If you follow me on social media you’ll know that last month my little garden made the front cover of – super flattered about that. The issue was a small garden special, focusing on itsy-bitsy, urban or awkward spaces that have nevertheless been made beautiful. My garden is certainly on the bijou side, so today I thought I’d share my top tips for making the most of even the smallest outdoor spaces.
As odd as this sounds I don’t view the garden like most people view a garden rather I view it as an extension of my living space. So with this outside room I tie it in with colours and textures and materials so that both the inside space and the outside space flows and extend beautifully into each other.
Photography: , Gardens Illustrated
Number one rule is to keep it interesting. If you’ve only got a small space, why would you devote it all to a lawn? That’s like having a small living room, laying down a rug and then never adding any other furniture! I know that some people like the outdoor space to run around in (particularly with young families), but for me treating the space like a series of rooms creates something so much more magical and enjoyable. I have a pretty small patio but have still managed to pack in two seating areas, an outdoor fire pit and outdoor kitchen. Then you meander down the garden path past the grasses we’ve planted, to my teeny tiny cabin with it’s own deck, nestled under a tree. The diagram below shows how it’s all squeezed in.
Seems like a lot, but it works and means that I use and enjoy my garden heaps more. So without further ado here’s my top tips for small spaces. Best thing about all these? No green fingers necessary!
1. USE A RESTRAINED COLOUR PALETTE
In interiors, I only ever use . Same applies to outdoors.My garden works well because with the exception of a few hydrangeas in white and pink I’ve stuck strictly to greenery. Here I have green foliage with pink and white hydrangeas (adore them!) – nothing else. I don’t use harsh colours in the garden, I use a muted, knocked-back, dark palette that looks really sophisticated and works with our climate.
Photography: , Gardens Illustrated
2. ADD TONS OF TEXTURE
For me, texture is a major component in interiors and it is just as important in an outside space. How a tree sways; how my bronze pots catch in the sun; the featheriness of the mimosa; my old, zinc-topped, Indian table against smooth plastic chairs. You should absolutely use texture in planting too. When I say my garden is nearly all greenery those are not the same shade of greens I might add, nor the same texture – so I have feathery mimosa and ferns, I have lots of trees that add movement to the space from olive trees to fig trees, lilac trees to apple trees. I have jasmine and bamboo and quince trees – shiny, matte, feathery, glossy. It all feels harmonious and balances.

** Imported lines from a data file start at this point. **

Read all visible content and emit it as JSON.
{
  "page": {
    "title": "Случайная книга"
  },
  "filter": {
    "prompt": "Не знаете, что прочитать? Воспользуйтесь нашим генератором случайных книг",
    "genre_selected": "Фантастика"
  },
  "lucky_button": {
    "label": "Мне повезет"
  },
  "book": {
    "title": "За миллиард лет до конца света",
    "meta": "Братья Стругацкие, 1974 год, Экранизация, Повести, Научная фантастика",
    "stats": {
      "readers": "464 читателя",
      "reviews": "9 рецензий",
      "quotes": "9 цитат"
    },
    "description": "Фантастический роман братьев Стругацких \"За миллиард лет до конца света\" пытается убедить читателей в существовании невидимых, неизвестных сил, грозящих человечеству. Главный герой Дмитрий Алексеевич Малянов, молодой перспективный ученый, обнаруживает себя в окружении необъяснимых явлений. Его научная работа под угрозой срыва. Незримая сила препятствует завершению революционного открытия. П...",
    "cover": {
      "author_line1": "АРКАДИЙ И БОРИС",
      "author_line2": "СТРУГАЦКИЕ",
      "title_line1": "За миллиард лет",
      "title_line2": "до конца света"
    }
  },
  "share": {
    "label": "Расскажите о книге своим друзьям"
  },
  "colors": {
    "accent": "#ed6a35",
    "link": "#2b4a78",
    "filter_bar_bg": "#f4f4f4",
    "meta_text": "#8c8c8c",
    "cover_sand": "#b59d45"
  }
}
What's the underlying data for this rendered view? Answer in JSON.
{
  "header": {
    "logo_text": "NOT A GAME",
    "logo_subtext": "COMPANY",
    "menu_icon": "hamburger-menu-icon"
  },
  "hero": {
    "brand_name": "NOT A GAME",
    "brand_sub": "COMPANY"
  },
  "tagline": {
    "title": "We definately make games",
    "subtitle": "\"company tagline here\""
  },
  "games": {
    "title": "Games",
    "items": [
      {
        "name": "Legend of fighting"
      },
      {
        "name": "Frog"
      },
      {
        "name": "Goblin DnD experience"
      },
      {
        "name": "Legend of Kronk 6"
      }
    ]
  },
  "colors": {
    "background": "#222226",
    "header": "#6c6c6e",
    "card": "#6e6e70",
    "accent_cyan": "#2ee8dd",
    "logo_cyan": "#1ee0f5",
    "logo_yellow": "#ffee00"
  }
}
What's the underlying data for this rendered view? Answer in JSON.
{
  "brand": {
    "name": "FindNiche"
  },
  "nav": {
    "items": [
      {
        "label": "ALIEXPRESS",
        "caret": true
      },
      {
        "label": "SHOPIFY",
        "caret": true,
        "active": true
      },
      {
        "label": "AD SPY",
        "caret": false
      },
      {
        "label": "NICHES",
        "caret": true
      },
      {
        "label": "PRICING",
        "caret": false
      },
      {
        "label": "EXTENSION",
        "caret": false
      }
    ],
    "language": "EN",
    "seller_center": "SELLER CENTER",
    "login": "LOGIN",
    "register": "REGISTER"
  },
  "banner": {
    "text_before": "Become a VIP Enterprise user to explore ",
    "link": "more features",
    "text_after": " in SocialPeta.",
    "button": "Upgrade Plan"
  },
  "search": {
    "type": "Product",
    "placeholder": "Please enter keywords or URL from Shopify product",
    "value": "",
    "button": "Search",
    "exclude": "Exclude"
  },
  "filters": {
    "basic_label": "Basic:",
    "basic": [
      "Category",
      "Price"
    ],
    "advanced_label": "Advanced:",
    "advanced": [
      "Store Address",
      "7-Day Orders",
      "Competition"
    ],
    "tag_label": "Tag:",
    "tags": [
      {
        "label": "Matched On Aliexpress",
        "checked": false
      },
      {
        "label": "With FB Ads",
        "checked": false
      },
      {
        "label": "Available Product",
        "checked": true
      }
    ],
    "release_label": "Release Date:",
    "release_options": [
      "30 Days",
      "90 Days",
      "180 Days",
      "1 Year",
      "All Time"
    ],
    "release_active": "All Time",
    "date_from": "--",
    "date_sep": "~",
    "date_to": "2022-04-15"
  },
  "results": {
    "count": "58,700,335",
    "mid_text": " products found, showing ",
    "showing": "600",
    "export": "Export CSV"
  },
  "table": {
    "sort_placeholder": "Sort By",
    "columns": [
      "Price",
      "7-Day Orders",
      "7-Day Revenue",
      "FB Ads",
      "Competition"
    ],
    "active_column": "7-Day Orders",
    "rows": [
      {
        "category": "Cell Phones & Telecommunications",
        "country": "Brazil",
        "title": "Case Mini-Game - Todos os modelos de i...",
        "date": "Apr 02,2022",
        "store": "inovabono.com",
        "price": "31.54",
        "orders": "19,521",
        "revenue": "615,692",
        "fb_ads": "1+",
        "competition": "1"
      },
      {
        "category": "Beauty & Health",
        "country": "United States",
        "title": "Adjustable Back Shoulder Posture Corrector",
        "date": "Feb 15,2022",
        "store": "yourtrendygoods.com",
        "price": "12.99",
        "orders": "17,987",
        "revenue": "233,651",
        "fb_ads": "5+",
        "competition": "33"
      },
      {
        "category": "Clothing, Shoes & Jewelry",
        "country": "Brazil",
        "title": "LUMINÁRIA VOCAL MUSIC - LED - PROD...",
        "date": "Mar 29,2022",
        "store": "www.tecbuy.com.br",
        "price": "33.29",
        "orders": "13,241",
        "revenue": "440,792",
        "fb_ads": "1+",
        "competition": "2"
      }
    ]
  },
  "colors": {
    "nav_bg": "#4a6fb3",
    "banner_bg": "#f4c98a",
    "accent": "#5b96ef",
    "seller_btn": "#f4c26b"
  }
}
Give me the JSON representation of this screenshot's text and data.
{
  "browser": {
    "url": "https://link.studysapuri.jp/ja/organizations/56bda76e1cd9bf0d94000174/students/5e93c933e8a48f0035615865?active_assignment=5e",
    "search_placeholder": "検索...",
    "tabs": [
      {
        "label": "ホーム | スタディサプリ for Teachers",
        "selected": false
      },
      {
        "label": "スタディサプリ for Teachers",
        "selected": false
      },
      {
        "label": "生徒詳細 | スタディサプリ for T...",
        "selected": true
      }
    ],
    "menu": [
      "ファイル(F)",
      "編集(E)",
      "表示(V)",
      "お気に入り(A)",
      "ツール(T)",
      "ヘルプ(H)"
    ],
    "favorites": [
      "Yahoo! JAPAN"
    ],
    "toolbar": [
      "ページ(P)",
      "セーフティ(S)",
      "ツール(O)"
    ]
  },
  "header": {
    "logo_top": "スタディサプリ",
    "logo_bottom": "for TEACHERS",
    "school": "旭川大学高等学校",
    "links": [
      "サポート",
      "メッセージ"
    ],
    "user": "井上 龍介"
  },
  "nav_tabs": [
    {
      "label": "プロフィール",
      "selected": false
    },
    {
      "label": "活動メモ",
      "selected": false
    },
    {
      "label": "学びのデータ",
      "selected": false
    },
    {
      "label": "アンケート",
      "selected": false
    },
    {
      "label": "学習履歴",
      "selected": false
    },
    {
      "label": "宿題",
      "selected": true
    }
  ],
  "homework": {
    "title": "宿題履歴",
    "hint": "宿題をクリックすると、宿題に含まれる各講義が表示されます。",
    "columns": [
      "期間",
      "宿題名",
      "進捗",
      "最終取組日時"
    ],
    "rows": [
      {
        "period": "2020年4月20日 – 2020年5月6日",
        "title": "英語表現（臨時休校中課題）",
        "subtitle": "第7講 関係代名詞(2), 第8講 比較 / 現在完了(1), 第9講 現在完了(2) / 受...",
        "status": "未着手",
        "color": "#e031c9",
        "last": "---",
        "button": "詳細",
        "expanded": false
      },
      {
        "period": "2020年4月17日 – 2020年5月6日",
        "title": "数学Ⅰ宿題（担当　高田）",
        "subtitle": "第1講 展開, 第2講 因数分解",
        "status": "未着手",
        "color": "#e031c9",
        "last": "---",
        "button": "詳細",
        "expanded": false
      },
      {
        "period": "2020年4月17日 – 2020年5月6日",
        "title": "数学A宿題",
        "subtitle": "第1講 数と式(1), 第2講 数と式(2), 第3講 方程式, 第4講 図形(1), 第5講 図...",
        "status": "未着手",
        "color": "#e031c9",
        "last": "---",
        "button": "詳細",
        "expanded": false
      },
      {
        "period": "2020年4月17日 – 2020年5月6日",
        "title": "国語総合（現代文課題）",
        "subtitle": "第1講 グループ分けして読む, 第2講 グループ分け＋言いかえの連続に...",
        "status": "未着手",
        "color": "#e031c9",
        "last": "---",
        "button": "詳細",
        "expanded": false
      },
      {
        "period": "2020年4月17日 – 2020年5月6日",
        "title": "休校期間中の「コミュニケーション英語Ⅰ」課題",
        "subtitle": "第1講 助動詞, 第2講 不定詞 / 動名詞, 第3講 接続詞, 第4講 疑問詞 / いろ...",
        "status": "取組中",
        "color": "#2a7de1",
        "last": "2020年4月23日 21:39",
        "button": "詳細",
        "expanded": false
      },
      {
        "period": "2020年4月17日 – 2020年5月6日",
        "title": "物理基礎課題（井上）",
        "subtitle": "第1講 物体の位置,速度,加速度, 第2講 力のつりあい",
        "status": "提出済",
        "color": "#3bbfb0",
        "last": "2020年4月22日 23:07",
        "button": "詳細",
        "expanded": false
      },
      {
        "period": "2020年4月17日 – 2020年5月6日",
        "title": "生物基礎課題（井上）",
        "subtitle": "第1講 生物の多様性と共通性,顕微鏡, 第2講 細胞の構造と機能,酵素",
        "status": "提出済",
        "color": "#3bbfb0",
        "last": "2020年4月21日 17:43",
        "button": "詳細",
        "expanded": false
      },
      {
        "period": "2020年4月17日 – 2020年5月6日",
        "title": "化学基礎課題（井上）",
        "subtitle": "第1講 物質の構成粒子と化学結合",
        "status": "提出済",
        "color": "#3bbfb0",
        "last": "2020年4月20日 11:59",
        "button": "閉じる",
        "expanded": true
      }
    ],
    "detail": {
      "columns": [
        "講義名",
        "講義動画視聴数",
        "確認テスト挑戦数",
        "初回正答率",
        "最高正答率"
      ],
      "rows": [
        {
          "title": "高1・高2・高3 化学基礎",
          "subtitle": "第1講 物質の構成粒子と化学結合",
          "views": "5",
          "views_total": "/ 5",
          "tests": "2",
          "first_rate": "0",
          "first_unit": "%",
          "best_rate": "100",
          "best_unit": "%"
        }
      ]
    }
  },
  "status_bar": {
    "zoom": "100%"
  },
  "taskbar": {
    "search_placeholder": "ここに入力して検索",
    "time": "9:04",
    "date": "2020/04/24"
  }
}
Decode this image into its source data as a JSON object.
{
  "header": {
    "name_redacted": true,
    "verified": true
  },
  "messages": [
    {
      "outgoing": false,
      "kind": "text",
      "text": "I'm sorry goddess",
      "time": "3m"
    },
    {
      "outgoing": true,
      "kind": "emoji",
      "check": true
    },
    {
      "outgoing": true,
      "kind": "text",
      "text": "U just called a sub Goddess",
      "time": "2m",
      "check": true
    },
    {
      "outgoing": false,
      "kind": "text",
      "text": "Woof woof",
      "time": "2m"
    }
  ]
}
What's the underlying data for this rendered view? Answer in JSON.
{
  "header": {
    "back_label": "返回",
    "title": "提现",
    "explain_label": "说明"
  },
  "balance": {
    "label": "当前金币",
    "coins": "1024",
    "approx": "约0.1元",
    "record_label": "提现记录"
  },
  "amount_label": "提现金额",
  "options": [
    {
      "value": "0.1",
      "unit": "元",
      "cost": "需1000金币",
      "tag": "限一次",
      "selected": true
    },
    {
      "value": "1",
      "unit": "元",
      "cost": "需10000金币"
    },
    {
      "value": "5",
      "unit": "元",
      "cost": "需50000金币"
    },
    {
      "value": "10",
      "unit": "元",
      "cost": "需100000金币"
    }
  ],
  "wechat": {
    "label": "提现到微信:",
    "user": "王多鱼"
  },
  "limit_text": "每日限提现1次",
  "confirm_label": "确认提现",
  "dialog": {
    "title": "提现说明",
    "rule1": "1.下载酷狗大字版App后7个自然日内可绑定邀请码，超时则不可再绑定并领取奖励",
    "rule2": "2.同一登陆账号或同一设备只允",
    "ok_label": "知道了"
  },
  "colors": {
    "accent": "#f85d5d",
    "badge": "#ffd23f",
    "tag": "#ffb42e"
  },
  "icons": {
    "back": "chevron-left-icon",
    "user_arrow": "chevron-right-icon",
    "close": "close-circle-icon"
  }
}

3. CREATE A SEAMLESS INDOORS/OUTDOORS TRANSITION
Use indoor pieces outdoors. I’ve bought a ceramic table from (obsessed with it and love it) which I use outdoors permanently, along with some plastic chairs and our fabulous new Woodsley sofa. Whenever I know we’re going to be outdoors I drag out sheepskins and cushions for the afternoon so it feels just like another room of the house. Tying the outside paving with the concrete inside makes the floors look as though they merge into each other, and makes whatever space you’re looking into – whether it’s the garden or the living room – look bigger.
4. DON’T FORGET THE POWER OF LIGHTING
Lighting is always transformative. No matter how big or how small your outdoor area the minute you add lights will completely transform the space. Looking out to my terrace I’ve got two chandeliers, two floor lamps, 2 sets of string lights, an outdoor fireplace and lots of candles and I haven’t even gotten onto the rest of the garden yet. Lighting is a game changer, indoors or out. I can never find outside lights that I like so I put inside lighting, such as a 1960s’ pendant light and a plastic John Lewis lamp, outside instead and rewire it. Even candles will change your space completely, promise.
5. PLAY WITH SCALE
The minute you put something that’s big into a space that isn’t very big it immediately looks much grander. I like to put things into people’s vision. I haven’t put things along the perimeter but I have put them in the middle of the space. This is what I do in small spaces. The eye is so intrigued that it doesn’t clock the size of it but how cool it is. I like tricking the eye so you don’t know where to look. If you see everything in one go, it’s boring. And my final tip? Using supersized planters automatically makes your space feel grander and less itty-bitty. There you have it!